§ EXERCISE: Copy every record that appears below, exactly as it stands.

[[ MATERIAL FOR THIS TASK open ]]

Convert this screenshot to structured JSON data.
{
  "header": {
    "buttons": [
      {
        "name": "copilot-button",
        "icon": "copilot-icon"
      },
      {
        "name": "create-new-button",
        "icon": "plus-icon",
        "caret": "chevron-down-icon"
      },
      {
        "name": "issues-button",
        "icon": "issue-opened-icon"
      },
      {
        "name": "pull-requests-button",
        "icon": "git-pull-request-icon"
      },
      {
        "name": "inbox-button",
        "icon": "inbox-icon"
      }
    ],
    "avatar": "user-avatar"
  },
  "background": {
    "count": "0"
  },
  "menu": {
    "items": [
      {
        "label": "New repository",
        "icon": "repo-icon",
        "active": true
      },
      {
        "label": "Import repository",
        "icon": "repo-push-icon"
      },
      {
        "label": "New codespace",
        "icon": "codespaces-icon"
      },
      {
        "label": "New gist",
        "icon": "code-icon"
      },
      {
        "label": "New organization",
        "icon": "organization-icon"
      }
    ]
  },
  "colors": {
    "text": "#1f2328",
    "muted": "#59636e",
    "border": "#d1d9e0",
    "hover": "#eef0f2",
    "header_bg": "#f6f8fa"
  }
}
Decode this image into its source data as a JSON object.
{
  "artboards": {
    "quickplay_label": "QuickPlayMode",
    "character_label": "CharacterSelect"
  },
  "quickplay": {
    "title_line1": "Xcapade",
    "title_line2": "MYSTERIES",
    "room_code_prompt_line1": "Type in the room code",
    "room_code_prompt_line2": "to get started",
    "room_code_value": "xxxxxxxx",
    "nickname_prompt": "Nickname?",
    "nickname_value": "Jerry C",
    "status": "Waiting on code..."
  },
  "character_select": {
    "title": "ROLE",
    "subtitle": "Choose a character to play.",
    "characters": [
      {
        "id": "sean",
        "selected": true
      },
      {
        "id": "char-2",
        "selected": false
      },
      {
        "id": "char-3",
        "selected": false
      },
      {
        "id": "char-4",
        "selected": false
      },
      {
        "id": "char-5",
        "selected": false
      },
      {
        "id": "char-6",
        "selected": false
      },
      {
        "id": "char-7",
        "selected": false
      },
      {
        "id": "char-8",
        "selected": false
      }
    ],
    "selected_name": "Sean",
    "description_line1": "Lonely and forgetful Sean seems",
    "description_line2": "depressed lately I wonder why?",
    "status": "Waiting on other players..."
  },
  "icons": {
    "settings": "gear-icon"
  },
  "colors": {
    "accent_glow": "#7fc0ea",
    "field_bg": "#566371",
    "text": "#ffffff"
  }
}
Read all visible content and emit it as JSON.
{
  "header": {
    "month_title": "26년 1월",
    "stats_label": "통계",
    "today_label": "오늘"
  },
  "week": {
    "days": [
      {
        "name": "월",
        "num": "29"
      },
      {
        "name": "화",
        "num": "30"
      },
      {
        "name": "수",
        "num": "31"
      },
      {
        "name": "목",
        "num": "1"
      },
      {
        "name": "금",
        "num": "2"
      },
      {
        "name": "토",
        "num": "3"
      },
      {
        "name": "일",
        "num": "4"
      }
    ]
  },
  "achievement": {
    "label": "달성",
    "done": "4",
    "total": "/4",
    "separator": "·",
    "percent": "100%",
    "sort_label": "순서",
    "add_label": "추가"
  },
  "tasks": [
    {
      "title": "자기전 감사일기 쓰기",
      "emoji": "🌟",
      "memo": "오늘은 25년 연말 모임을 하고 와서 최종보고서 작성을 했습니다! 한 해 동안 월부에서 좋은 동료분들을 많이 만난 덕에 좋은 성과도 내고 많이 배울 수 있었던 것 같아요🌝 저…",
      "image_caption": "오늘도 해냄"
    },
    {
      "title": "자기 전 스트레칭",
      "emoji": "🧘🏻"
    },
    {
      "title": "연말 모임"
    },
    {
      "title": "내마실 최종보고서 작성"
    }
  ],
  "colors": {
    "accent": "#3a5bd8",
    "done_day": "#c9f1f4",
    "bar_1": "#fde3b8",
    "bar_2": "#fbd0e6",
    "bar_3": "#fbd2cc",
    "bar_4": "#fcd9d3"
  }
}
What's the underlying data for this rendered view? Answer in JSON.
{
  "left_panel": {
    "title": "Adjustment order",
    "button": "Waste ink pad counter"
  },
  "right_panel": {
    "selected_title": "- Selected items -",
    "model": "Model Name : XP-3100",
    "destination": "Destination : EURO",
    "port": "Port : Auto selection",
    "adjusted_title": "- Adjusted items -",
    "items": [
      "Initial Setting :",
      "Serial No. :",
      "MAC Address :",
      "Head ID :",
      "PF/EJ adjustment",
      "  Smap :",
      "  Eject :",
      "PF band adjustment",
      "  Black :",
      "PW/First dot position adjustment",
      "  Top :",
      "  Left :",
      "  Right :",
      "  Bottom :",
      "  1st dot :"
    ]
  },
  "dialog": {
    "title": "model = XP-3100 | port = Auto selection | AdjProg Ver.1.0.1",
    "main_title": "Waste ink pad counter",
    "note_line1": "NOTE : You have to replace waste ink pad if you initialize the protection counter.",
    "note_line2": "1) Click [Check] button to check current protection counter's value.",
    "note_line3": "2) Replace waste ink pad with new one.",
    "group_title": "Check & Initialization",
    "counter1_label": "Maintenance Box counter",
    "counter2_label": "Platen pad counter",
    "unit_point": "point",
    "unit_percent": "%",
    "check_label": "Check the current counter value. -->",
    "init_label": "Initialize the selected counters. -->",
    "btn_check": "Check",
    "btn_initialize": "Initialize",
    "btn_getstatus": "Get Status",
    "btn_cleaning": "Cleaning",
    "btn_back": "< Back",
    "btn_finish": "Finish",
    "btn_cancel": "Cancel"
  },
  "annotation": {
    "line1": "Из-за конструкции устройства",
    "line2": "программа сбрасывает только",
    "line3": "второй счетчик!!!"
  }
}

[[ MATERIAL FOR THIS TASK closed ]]

§ RESPONSE:
Convert this screenshot to structured JSON data.
{
  "header": {
    "buttons": [
      {
        "name": "copilot-button",
        "icon": "copilot-icon"
      },
      {
        "name": "create-new-button",
        "icon": "plus-icon",
        "caret": "chevron-down-icon"
      },
      {
        "name": "issues-button",
        "icon": "issue-opened-icon"
      },
      {
        "name": "pull-requests-button",
        "icon": "git-pull-request-icon"
      },
      {
        "name": "inbox-button",
        "icon": "inbox-icon"
      }
    ],
    "avatar": "user-avatar"
  },
  "background": {
    "count": "0"
  },
  "menu": {
    "items": [
      {
        "label": "New repository",
        "icon": "repo-icon",
        "active": true
      },
      {
        "label": "Import repository",
        "icon": "repo-push-icon"
      },
      {
        "label": "New codespace",
        "icon": "codespaces-icon"
      },
      {
        "label": "New gist",
        "icon": "code-icon"
      },
      {
        "label": "New organization",
        "icon": "organization-icon"
      }
    ]
  },
  "colors": {
    "text": "#1f2328",
    "muted": "#59636e",
    "border": "#d1d9e0",
    "hover": "#eef0f2",
    "header_bg": "#f6f8fa"
  }
}
Decode this image into its source data as a JSON object.
{
  "artboards": {
    "quickplay_label": "QuickPlayMode",
    "character_label": "CharacterSelect"
  },
  "quickplay": {
    "title_line1": "Xcapade",
    "title_line2": "MYSTERIES",
    "room_code_prompt_line1": "Type in the room code",
    "room_code_prompt_line2": "to get started",
    "room_code_value": "xxxxxxxx",
    "nickname_prompt": "Nickname?",
    "nickname_value": "Jerry C",
    "status": "Waiting on code..."
  },
  "character_select": {
    "title": "ROLE",
    "subtitle": "Choose a character to play.",
    "characters": [
      {
        "id": "sean",
        "selected": true
      },
      {
        "id": "char-2",
        "selected": false
      },
      {
        "id": "char-3",
        "selected": false
      },
      {
        "id": "char-4",
        "selected": false
      },
      {
        "id": "char-5",
        "selected": false
      },
      {
        "id": "char-6",
        "selected": false
      },
      {
        "id": "char-7",
        "selected": false
      },
      {
        "id": "char-8",
        "selected": false
      }
    ],
    "selected_name": "Sean",
    "description_line1": "Lonely and forgetful Sean seems",
    "description_line2": "depressed lately I wonder why?",
    "status": "Waiting on other players..."
  },
  "icons": {
    "settings": "gear-icon"
  },
  "colors": {
    "accent_glow": "#7fc0ea",
    "field_bg": "#566371",
    "text": "#ffffff"
  }
}
Read all visible content and emit it as JSON.
{
  "header": {
    "month_title": "26년 1월",
    "stats_label": "통계",
    "today_label": "오늘"
  },
  "week": {
    "days": [
      {
        "name": "월",
        "num": "29"
      },
      {
        "name": "화",
        "num": "30"
      },
      {
        "name": "수",
        "num": "31"
      },
      {
        "name": "목",
        "num": "1"
      },
      {
        "name": "금",
        "num": "2"
      },
      {
        "name": "토",
        "num": "3"
      },
      {
        "name": "일",
        "num": "4"
      }
    ]
  },
  "achievement": {
    "label": "달성",
    "done": "4",
    "total": "/4",
    "separator": "·",
    "percent": "100%",
    "sort_label": "순서",
    "add_label": "추가"
  },
  "tasks": [
    {
      "title": "자기전 감사일기 쓰기",
      "emoji": "🌟",
      "memo": "오늘은 25년 연말 모임을 하고 와서 최종보고서 작성을 했습니다! 한 해 동안 월부에서 좋은 동료분들을 많이 만난 덕에 좋은 성과도 내고 많이 배울 수 있었던 것 같아요🌝 저…",
      "image_caption": "오늘도 해냄"
    },
    {
      "title": "자기 전 스트레칭",
      "emoji": "🧘🏻"
    },
    {
      "title": "연말 모임"
    },
    {
      "title": "내마실 최종보고서 작성"
    }
  ],
  "colors": {
    "accent": "#3a5bd8",
    "done_day": "#c9f1f4",
    "bar_1": "#fde3b8",
    "bar_2": "#fbd0e6",
    "bar_3": "#fbd2cc",
    "bar_4": "#fcd9d3"
  }
}
What's the underlying data for this rendered view? Answer in JSON.
{
  "left_panel": {
    "title": "Adjustment order",
    "button": "Waste ink pad counter"
  },
  "right_panel": {
    "selected_title": "- Selected items -",
    "model": "Model Name : XP-3100",
    "destination": "Destination : EURO",
    "port": "Port : Auto selection",
    "adjusted_title": "- Adjusted items -",
    "items": [
      "Initial Setting :",
      "Serial No. :",
      "MAC Address :",
      "Head ID :",
      "PF/EJ adjustment",
      "  Smap :",
      "  Eject :",
      "PF band adjustment",
      "  Black :",
      "PW/First dot position adjustment",
      "  Top :",
      "  Left :",
      "  Right :",
      "  Bottom :",
      "  1st dot :"
    ]
  },
  "dialog": {
    "title": "model = XP-3100 | port = Auto selection | AdjProg Ver.1.0.1",
    "main_title": "Waste ink pad counter",
    "note_line1": "NOTE : You have to replace waste ink pad if you initialize the protection counter.",
    "note_line2": "1) Click [Check] button to check current protection counter's value.",
    "note_line3": "2) Replace waste ink pad with new one.",
    "group_title": "Check & Initialization",
    "counter1_label": "Maintenance Box counter",
    "counter2_label": "Platen pad counter",
    "unit_point": "point",
    "unit_percent": "%",
    "check_label": "Check the current counter value. -->",
    "init_label": "Initialize the selected counters. -->",
    "btn_check": "Check",
    "btn_initialize": "Initialize",
    "btn_getstatus": "Get Status",
    "btn_cleaning": "Cleaning",
    "btn_back": "< Back",
    "btn_finish": "Finish",
    "btn_cancel": "Cancel"
  },
  "annotation": {
    "line1": "Из-за конструкции устройства",
    "line2": "программа сбрасывает только",
    "line3": "второй счетчик!!!"
  }
}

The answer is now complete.